The Psychology Of Our Relationship With Our Possessions
Psychology and Possessions
Despite trends such as minimalism and decluttering and the “throwaway society” idea of the relentless pursuit of the newest and best, human beings are nothing if not contrary and many of us find it difficult to get rid of possessions.
The 19th Century British textile designer William Morris advised: ““Have nothing in your houses that you do not know to be useful or believe to be beautiful.” Easier said than done!
However, since the onset of the consumer society it has become clear that ownership of a coveted item does not necessarily make us happy – hence our relentless pursuit of something new, better or different.
Emotions and Memories
Psychologists have a number of explanations for this ambivalent relationship with “stuff”, in essence that we invest emotion and memories in our possessions, giving them deep meaning.

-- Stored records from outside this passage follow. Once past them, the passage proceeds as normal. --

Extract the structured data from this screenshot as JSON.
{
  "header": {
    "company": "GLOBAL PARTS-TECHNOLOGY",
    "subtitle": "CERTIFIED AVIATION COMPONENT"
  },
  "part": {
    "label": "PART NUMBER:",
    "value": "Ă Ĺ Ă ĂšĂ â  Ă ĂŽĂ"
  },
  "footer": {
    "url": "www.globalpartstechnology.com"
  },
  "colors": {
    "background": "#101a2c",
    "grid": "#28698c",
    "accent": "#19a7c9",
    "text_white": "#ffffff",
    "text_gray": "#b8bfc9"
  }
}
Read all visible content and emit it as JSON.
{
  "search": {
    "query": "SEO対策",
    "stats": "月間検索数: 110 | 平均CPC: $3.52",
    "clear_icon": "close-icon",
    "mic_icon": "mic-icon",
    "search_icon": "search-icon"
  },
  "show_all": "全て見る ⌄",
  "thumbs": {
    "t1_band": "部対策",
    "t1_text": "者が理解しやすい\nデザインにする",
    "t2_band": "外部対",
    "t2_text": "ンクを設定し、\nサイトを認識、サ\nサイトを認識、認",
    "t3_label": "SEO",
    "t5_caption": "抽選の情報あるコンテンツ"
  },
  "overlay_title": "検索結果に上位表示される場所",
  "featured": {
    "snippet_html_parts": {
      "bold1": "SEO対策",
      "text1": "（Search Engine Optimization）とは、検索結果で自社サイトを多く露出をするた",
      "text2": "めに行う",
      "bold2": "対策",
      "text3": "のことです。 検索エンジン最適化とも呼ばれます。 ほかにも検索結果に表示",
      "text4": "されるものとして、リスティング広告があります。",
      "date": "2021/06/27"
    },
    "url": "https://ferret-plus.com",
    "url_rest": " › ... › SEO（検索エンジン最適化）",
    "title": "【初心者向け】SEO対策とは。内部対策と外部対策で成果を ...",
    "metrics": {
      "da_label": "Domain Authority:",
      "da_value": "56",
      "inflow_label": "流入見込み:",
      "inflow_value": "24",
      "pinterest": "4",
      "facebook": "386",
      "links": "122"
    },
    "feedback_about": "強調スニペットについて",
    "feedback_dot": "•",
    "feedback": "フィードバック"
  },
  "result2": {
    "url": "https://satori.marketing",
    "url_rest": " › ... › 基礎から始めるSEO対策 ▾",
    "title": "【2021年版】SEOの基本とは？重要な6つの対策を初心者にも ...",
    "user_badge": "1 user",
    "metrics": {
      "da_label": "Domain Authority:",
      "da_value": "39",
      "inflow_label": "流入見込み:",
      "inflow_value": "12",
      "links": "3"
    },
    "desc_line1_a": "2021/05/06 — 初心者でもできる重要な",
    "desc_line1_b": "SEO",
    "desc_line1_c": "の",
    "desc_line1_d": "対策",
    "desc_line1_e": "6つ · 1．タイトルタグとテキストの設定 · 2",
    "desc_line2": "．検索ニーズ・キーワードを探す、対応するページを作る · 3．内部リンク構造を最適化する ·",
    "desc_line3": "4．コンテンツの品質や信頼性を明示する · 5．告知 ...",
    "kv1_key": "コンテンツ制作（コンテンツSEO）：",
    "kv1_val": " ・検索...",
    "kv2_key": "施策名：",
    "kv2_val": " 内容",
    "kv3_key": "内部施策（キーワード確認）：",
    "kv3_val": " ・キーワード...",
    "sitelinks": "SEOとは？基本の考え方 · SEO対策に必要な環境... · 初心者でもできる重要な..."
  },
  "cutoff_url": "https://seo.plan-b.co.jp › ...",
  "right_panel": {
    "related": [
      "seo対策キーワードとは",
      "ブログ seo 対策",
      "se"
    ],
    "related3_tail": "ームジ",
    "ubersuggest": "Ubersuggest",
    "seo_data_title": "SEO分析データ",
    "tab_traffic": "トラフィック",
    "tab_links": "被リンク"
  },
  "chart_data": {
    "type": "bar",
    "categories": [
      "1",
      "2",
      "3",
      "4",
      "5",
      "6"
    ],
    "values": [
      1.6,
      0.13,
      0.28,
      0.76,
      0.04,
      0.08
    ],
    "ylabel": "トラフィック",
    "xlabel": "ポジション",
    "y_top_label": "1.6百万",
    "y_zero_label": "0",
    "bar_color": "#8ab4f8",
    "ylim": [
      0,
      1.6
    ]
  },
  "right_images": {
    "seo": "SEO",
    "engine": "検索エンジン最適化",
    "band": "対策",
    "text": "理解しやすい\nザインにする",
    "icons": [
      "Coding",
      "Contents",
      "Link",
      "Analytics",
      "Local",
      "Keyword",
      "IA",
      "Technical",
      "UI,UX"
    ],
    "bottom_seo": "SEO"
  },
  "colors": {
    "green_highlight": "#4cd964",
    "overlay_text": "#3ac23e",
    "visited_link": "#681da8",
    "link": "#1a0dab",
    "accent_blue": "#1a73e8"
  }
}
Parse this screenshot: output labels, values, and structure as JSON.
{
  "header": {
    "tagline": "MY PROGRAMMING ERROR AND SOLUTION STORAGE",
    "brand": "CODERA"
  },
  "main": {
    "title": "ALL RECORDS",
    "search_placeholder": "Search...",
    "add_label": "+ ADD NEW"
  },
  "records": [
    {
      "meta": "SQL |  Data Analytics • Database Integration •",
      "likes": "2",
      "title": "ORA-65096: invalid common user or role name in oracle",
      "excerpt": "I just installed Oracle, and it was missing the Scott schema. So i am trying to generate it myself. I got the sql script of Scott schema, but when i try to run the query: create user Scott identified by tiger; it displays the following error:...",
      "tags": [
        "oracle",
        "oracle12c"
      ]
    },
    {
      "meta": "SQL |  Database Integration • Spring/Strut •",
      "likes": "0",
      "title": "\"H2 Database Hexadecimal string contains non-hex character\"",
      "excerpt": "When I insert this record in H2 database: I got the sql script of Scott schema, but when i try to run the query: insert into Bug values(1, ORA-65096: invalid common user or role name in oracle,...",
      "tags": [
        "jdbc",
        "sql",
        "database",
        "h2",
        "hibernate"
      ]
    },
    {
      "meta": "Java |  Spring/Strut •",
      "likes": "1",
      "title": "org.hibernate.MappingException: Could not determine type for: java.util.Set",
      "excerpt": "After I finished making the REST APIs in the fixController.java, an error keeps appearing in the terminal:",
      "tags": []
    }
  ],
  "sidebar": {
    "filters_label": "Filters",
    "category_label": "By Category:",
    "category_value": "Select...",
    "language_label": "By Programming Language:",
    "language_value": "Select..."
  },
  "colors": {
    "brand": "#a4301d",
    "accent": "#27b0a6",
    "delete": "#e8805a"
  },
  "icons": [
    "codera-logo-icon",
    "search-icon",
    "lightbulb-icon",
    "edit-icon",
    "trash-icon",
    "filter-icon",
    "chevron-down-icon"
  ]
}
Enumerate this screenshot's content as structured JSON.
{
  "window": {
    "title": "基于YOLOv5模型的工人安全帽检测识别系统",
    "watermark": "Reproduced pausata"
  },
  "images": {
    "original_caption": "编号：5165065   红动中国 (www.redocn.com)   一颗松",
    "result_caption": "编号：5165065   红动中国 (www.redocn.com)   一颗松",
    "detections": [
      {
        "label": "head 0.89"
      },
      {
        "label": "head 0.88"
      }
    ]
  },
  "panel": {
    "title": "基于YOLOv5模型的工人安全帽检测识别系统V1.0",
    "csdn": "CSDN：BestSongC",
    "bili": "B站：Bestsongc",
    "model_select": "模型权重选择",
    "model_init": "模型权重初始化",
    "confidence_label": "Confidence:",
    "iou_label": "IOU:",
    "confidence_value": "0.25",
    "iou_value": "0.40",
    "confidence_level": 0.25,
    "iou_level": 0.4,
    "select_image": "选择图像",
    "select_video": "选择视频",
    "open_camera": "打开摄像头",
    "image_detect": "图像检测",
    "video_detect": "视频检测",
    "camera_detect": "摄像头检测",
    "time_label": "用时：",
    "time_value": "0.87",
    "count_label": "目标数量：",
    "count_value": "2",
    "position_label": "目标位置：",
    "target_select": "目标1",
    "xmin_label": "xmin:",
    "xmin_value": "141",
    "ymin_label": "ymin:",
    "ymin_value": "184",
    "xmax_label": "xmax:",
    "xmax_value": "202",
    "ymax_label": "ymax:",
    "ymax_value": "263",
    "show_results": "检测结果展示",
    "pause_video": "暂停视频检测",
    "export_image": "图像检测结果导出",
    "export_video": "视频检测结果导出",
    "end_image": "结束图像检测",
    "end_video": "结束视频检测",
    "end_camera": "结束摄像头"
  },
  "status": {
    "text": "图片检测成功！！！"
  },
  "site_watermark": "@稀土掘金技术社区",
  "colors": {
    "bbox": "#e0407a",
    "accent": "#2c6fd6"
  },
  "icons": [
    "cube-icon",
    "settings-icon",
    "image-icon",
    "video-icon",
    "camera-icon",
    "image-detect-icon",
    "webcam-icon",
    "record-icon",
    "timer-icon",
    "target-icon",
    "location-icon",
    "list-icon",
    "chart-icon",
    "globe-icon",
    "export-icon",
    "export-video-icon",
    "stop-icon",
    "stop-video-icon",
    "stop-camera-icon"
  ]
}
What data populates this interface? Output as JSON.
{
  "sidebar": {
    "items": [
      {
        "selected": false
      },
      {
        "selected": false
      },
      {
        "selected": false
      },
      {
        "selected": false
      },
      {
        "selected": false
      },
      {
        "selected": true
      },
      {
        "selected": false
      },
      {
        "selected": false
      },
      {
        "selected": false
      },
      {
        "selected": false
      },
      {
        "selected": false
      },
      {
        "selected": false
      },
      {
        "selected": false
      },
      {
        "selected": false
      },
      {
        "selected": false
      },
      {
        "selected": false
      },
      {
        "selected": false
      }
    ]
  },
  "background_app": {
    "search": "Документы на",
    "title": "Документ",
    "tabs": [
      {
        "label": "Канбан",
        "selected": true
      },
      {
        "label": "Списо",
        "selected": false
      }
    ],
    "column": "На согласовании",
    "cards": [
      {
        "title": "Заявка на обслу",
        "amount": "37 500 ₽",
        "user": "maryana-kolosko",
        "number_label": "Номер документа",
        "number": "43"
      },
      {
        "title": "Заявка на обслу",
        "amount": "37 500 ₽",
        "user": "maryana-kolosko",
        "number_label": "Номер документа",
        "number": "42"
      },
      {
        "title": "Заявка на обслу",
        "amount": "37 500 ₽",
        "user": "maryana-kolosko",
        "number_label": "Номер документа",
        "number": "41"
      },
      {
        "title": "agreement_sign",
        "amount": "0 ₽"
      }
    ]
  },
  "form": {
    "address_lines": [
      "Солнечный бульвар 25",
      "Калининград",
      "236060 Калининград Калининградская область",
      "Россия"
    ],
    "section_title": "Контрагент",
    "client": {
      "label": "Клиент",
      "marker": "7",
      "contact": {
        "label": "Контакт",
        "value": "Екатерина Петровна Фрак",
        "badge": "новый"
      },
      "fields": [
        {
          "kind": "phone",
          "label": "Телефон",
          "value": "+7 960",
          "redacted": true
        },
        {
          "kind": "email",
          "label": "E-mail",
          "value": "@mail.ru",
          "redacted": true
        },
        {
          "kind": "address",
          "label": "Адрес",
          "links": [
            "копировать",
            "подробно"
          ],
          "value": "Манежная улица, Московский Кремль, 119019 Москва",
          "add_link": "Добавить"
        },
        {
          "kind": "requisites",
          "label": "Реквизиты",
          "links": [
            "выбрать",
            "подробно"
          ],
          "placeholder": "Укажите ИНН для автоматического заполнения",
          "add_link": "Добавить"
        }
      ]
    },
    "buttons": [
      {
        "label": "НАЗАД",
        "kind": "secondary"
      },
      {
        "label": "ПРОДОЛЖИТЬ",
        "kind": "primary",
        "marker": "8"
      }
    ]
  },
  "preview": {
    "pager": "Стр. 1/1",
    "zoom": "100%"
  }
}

In some ways, they argue, an item does not have to be valuable or even particularly attractive for us to hang onto it and this is something that is evident in us from infancy. Who has not come across the toddler who will go nowhere without a favourite toy or blanket that has become dilapidated from constant use and is devastated if that special object is missing?
Gradually as they grow, children develop envy and covetousness if they see a toy they would particularly like to have, when they also have to be taught the concept of sharing. At this stage the focus is still mainly on the object itself.
By the teenage years, particular kinds of possessions come to represent their sense of self, often dictated by whatever is considered desirable or acceptable by others in a peer group whose acceptance of them they see as important.
By adulthood, what we own or possess becomes not only an extension of ourselves but a marker of our perceived social status and self-worth.
There is an inherent contradiction in this between wanting to be accepted by whatever social group we think it is desirable to belong to and at the same time wanting to demonstrate our individuality.
As we age, our attachment to our possessions deepens and changes. The elderly often hang on to cherished possessions that represent special memories of times and events in their lives. When they die, they want to pass on those possessions and perhaps also the memories to the next generations.
Heirloom vs. Materialism
This explains why we tend to hang onto family heirlooms, no matter whether they are valuable or whether we actually like those objects or have the space for them in our homes or lives.
At the same time, we question the idea of materialism as being unhealthy, arguing that good relationships with other people should be more important than ownership of the “right” possessions to achieve social acceptance.
The psychologists argue that our ambivalent attitudes to possessions can be explained by our reasons for wanting them: it’s not about what you want but about why you want it.
Clearly our relationship with “stuff” is complicated and we often find it hard to let go of it – which is where we come in at HomeStore!